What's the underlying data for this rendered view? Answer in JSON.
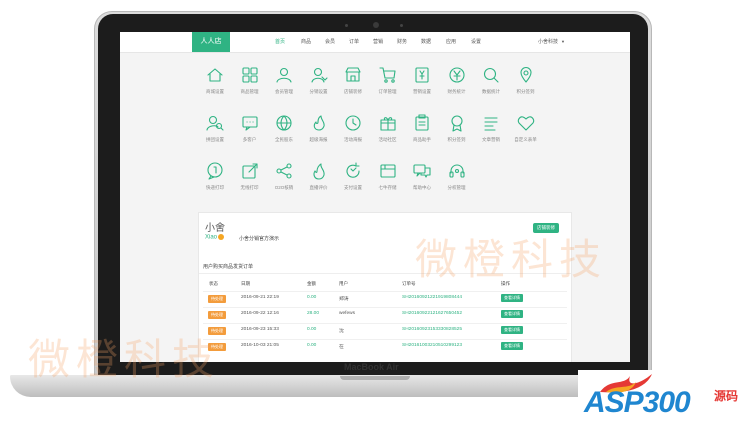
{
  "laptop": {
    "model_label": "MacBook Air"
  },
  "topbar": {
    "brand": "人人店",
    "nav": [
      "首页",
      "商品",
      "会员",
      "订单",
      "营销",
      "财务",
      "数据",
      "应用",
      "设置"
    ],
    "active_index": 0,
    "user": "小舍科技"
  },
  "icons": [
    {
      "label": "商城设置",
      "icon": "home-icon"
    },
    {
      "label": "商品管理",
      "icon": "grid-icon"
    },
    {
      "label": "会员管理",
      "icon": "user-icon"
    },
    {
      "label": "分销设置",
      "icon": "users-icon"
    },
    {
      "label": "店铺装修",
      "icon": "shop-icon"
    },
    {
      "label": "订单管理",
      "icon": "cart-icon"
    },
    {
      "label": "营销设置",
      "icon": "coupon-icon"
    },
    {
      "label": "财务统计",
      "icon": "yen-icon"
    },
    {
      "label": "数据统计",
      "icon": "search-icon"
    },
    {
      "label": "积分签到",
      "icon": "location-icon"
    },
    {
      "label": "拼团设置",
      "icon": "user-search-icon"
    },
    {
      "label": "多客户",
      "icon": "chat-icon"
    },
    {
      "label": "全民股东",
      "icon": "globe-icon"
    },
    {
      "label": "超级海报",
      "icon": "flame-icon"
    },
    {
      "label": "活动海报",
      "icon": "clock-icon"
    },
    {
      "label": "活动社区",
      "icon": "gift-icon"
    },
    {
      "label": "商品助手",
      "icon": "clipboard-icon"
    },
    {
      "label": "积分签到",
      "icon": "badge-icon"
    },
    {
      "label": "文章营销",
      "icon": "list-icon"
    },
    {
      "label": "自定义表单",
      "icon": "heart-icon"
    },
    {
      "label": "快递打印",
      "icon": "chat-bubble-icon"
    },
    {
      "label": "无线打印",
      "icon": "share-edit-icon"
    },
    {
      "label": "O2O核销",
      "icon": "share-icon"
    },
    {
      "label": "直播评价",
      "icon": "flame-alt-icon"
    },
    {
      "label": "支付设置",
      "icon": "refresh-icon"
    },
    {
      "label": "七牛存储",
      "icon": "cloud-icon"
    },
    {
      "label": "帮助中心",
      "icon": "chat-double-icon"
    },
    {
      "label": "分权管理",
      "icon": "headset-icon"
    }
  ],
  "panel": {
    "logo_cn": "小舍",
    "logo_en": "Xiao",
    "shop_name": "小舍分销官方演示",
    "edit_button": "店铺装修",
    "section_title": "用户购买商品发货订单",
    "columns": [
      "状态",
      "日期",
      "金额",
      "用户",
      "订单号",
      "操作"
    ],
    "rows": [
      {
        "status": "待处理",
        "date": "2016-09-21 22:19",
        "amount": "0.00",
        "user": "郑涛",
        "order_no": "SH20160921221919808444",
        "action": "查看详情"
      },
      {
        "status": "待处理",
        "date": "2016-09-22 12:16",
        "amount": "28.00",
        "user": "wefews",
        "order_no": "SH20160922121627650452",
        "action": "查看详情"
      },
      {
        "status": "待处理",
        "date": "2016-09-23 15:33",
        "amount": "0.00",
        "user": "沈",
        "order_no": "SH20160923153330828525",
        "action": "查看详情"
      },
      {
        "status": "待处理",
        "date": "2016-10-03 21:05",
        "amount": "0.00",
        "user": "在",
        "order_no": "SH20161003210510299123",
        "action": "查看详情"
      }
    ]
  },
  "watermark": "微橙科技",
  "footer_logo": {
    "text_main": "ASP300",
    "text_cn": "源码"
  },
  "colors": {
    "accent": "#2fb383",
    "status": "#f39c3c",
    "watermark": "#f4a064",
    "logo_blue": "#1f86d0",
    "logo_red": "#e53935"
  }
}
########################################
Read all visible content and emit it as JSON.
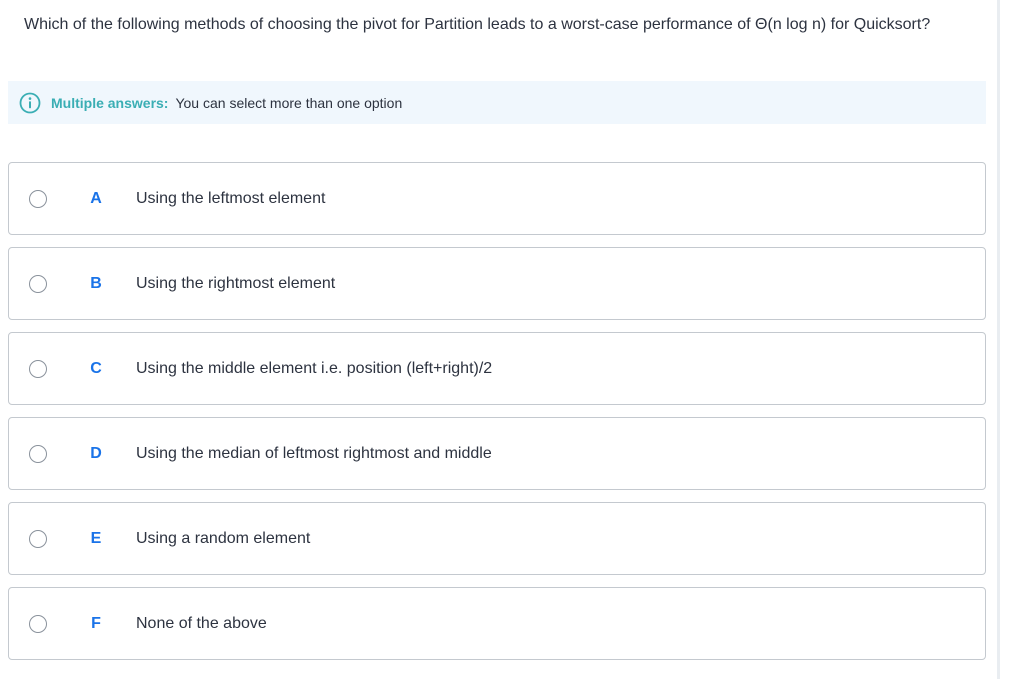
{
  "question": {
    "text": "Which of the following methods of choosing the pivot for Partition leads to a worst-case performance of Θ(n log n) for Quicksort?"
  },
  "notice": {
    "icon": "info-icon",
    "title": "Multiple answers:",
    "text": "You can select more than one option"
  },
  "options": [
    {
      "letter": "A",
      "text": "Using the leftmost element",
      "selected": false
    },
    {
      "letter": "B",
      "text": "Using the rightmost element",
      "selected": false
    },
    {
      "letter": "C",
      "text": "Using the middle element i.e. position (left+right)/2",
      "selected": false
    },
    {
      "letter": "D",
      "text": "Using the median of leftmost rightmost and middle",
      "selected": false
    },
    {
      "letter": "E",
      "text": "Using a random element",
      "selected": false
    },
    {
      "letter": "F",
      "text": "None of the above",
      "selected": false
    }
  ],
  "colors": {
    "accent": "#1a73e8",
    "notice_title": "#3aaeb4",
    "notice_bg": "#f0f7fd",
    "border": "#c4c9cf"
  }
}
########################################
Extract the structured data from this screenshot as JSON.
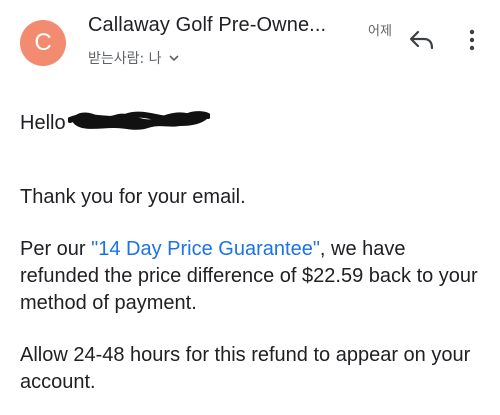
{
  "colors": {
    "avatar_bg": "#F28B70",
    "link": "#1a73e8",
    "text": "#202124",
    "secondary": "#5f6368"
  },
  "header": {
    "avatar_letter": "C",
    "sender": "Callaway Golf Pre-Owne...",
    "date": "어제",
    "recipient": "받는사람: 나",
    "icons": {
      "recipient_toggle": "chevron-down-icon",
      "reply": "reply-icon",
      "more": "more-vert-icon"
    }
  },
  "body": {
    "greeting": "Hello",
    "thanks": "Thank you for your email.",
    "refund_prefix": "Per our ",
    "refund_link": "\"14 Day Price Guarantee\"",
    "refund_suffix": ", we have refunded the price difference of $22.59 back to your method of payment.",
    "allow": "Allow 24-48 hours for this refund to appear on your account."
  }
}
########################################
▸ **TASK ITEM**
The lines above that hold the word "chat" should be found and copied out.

▸ **TASK ANSWER**
      "icon": "chat-icon"
      "icon": "chat-bubble-icon"
      "icon": "chat-double-icon"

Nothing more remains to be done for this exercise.